Obviously, with the need for a taxi team this season, the development of prospects has taken a hit. For example, Charlie Lindgren has spent the vast majority of the season in limbo, unable to play. Having failed to catch up with the Habs so far after six seasons of games with the team, Lindgren has been viewed by many on the outside as collateral damage, while still respecting the utmost professionalism he has shown. proof this campaign. An unrestricted free agent on hold, the 27-year-old is likely on the verge of leaving the organization and has spent the season acting like a contingent.
The development of the hopes of Canadians in question
Consider the following: With Price absent, the Canadiens reassigned Lindgren to the taxi team. They’ll take him to meet the squad, potentially doing nothing more than missing out on games as the squad’s third player, behind Allen and Primeau. So be it. It’s his job and he gets paid to do it. This whole pandemic has obviously been professionally catastrophic for him, but from an organizational perspective, is he better to sit than Primeau, right?
You would think so anyway. However, the team’s decision-making recently has been curious. Of course, Canadians send Lindgren on a private charter so he doesn’t need to quarantine. That makes sense, doesn’t it? Just keep this fact in mind.

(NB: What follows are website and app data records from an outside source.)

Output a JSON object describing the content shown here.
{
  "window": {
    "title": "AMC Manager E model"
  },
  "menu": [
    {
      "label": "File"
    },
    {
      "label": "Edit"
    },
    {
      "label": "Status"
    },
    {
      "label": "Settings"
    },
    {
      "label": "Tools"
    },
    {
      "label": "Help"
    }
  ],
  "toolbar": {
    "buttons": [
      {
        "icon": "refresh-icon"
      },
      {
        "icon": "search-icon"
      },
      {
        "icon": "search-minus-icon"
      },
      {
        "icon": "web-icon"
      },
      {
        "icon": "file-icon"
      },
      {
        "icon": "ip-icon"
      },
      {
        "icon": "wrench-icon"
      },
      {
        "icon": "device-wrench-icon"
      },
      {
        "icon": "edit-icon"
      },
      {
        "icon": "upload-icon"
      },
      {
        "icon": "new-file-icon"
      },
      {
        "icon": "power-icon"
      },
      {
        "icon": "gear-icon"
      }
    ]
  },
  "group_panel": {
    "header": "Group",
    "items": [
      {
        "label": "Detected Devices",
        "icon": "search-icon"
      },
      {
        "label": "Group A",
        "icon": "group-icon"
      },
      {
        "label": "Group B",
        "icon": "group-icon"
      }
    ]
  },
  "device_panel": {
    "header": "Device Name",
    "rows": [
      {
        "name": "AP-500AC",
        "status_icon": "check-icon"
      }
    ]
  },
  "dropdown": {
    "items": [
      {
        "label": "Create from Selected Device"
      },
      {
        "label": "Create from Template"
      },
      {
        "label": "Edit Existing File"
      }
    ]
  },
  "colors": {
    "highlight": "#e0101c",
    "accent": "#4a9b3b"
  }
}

The Habs opted to bring West top prospect Cole Caufield with them on their road trip. In theory, the idea of promoting him from AHL to help increase the team’s beleaguered production is a good idea. However, they can’t play it due to the cap constraints and they know it too. Indeed, according to Ducharme during a recent media availability session, the Habs only brought Caufield with them to spend time with the team and see how it all works.
It was a nice gesture on their part, but still strange. There would have been nothing wrong with keeping him with the Laval Rocket, even with a fairly light schedule ahead of him. Now that several AHL games have been postponed giving them three games in four nights, that is, enough playing time, makes even less sense. Given that Lindgren flew in a private plane, Caufield has the option of doing the same the other way around, but no announcement to that effect has been made, at least not yet until Wednesday night’s action. .
Obviously, Caufield’s development won’t be shot due to a few missed games, but these are all signs of a trend and an embarrassment on top of that. Remember, in Primeau’s case, as mentioned earlier, he hasn’t played in weeks. With Price now 33 and cracks in his game, Primeau’s place with the Canadiens should be clear in this, like Caufield, he is an incredibly valuable asset. To some extent, yes, treat him with children’s gloves, but please put him in a position to be successful. You can’t be successful if you don’t play.
Of course, as Canadians have proven in spades recently, you can lose too. This is all the more reason to try something new, or to try someone new to be more precise. Getting Primeau in a single match is definitely a start. Leave it to him and how he plays to determine if he gets another one before Price comes back. Take it one game at a time. At this point, when the Habs are struggling as much as they are, the concept is generally true. Extend its application from the net, even if only for the good of the franchise in the long run.